Understanding Capital Markets:

Capital markets encompass a vast ecosystem where financial instruments, such as stocks, bonds, and derivatives, are bought and sold. Investors, ranging from individual traders to institutional giants, participate in these markets to allocate capital efficiently and generate returns on their investments. The functioning of capital markets is influenced by various factors, including economic conditions, investor sentiment, and regulatory frameworks.

Competition Law Fundamentals:

Competition law, also known as antitrust law in some jurisdictions, is designed to foster fair competition and prevent anticompetitive practices that could harm consumers, competitors, or the market as a whole. Key principles include prohibiting monopolies, restraining unfair business practices, and ensuring a level playing field for market participants. Regulatory bodies, such as the Federal Trade Commission (FTC) in the United States and the European Commission in the European Union, play a pivotal role in enforcing these laws.

The Interplay Between Capital Markets and Competition Law:

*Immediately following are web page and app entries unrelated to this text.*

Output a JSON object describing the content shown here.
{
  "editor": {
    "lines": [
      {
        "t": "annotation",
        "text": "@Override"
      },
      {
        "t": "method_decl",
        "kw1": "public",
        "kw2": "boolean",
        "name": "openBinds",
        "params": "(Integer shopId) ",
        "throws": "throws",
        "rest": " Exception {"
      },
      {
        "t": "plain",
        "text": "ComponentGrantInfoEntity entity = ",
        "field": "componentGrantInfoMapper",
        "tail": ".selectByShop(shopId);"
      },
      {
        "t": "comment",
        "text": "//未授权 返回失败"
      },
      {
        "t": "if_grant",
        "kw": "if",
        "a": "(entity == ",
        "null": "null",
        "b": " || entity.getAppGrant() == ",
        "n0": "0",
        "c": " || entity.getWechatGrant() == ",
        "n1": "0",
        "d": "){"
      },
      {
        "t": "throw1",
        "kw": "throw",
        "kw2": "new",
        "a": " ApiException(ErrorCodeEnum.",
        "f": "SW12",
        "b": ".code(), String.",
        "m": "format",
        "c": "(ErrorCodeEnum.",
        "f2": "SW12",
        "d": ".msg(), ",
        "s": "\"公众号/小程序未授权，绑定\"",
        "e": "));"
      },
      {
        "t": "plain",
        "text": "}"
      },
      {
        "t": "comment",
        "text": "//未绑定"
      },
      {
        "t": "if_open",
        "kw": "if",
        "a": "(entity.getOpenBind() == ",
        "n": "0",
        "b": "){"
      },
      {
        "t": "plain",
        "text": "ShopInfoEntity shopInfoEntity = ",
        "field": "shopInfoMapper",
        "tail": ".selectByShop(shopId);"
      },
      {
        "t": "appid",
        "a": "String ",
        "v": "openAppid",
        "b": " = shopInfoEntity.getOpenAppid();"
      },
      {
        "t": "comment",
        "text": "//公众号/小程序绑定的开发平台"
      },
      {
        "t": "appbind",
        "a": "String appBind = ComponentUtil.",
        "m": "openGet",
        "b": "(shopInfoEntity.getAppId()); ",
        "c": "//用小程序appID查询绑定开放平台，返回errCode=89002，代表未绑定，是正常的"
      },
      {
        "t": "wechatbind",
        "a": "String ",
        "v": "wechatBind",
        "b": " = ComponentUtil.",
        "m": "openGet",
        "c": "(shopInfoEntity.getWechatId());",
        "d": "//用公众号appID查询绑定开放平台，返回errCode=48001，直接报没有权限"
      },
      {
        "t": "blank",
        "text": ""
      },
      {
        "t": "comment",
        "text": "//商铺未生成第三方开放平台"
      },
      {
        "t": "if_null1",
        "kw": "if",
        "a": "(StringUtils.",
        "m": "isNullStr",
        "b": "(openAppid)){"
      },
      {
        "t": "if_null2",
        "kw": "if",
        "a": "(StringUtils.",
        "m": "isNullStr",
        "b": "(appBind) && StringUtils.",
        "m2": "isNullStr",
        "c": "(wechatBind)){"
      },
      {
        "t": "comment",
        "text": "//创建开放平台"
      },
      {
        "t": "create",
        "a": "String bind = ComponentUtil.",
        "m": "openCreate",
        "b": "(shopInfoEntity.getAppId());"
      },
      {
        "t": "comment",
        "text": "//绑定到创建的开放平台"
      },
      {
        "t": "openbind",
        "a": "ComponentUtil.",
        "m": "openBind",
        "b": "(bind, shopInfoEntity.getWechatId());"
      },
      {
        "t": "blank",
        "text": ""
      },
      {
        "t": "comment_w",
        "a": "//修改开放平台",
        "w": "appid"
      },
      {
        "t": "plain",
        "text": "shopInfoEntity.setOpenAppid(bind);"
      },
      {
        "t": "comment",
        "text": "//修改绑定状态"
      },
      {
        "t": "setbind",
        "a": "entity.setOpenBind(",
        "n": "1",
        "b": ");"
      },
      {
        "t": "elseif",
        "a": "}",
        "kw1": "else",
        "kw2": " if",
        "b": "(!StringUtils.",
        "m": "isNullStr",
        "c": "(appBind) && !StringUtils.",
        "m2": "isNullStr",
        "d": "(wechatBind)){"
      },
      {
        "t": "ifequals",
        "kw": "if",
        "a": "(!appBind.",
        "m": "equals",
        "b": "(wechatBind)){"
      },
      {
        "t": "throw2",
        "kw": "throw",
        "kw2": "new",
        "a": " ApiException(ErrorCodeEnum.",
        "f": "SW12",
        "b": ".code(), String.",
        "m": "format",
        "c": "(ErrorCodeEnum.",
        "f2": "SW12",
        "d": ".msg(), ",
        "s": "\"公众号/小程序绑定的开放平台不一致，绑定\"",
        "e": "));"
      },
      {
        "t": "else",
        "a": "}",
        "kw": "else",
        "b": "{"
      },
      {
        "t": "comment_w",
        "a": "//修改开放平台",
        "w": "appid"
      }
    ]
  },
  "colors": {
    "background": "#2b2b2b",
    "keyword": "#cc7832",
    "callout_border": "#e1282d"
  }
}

Market Concentration and Antitrust Scrutiny:

High market concentration can lead to anticompetitive behavior, limiting consumer choice and innovation. Capital markets often react to mergers and acquisitions, with share prices reflecting investor expectations regarding the potential impact on competition. Regulatory bodies closely scrutinize such transactions to prevent the formation of monopolies.

Insider Trading and Market Manipulation:

Competition law intersects with capital markets through regulations addressing insider trading and market manipulation. Unfair trading practices distort market competition, leading to regulatory actions and legal consequences. Strict enforcement of these regulations aims to maintain market integrity and protect investors.

Securities Regulation and Fair Competition:

Securities regulations contribute to fair competition by ensuring transparency and preventing fraudulent activities in capital markets. Investors rely on accurate and timely information to make informed decisions, and securities laws play a crucial role in promoting a level playing field for market participants.

Globalization and Cross-Border Challenges:

In an interconnected world, capital markets and competition law face challenges that transcend national borders. Coordinated efforts between regulatory bodies and international organizations are essential to address issues related to global market dominance, anticompetitive practices, and regulatory arbitrage.

Innovation, Intellectual Property, and Competition:

Capital markets reward innovation, but competition law ensures that intellectual property rights do not become barriers to competition. Striking a balance between encouraging innovation and preventing anticompetitive practices is crucial for fostering a dynamic and competitive marketplace.


The intersection of capital markets and competition law highlights the intricate dance between economic forces and regulatory frameworks. As markets evolve and globalize, the symbiotic relationship between these two domains becomes increasingly apparent. Striking the right balance is essential for sustaining vibrant economies that foster innovation, protect consumers, and ensure fair competition. The ongoing dialogue between market participants, regulatory bodies, and policymakers will shape the future of this intersection, influencing how businesses operate and capital flows in the ever-changing landscape of the global economy.